You can go even further to mask your interest in the survey issue, even while asking several questions specific to that issue. Before starting the battery of questions about microloans, include a statement like this:
“Next, one of the above topic areas will be selected for a series of follow-up questions.”
The statement is truthful and adheres to research ethics — it does not say that the topic will be randomly selected. But it leaves open the possibility that those who sponsored the survey may be interested in several types of programs, not just microloans, encouraging greater honesty in responses.
Unnecessary Survey Branding
However, these approaches still won’t work if the survey invitation is sent from someone at “Microcredit Charitable Enterprises” and the survey is emblazoned with the charity’s logo. There are many good reasons to brand a survey to your constituents, starting with an improved response rate. But sometimes, branding can be counterproductive.

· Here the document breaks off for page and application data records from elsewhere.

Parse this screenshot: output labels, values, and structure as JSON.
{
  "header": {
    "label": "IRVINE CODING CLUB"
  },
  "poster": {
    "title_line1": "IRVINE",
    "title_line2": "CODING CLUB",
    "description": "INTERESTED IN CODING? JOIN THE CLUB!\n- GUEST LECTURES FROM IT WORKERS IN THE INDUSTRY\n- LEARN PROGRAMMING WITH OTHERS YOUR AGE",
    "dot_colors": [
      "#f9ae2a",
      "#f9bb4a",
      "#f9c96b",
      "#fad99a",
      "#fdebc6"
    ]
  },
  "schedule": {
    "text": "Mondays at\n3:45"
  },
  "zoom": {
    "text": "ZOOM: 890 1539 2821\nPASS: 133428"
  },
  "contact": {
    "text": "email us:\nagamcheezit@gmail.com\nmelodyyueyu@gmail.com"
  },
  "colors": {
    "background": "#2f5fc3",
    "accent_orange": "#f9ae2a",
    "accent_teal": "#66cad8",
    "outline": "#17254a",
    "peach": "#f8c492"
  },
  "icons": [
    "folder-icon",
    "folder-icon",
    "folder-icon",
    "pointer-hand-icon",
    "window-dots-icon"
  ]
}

If objective input is key, consider using an outside research provider in order to avoid tipping your hand, especially since research ethics require researchers to identify themselves about who is collecting the data.

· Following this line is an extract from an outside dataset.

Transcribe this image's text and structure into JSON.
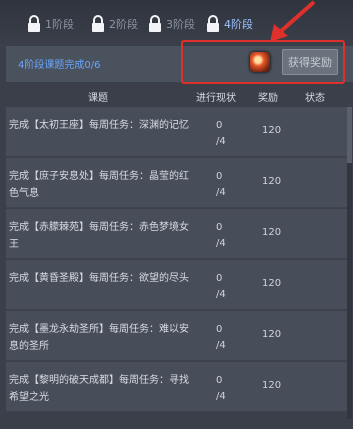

Allowing Everything to Be “Extremely Important”
Another way that researchers can “give away” answers is by letting people rate the importance of various items independently. Take this question, for instance:
In selecting a child-sponsorship program, how important to you are the following items? Please answer on a scale of 1 to 5, where 1 is “Not at All Important” and 5 is “Extremely Important”:
1 2 3 4 5 Sponsor’s ability to write to and visit the child
1 2 3 4 5 Receiving regular updates from the child
1 2 3 4 5 On-site monitoring of the child’s care/progress
1 2 3 4 5 Written policies regarding how children are selected
1 2 3 4 5 Annual reporting of how your money was used
All of those are important! The question practically begs respondents to give each item a 5. Will that information help the agency? Maybe for external communication, but not in deciding which areas to promote or strengthen.
Instead, consider this alternative:
In selecting a child-sponsorship programs, how would you prioritize the following items? Distribute a total of 100 points across the five items.
Please order the following five elements of a child-sponsorship program according to their relative importance, from 1 “most important” to 5 “least important.” You can use each number only once.
In most cases, relative-value questions will produce much more useful data.
Are there other ways that you have seen surveys “give away” answers to respondents? Or avoid doing so? Let us know about your experiences and ideas.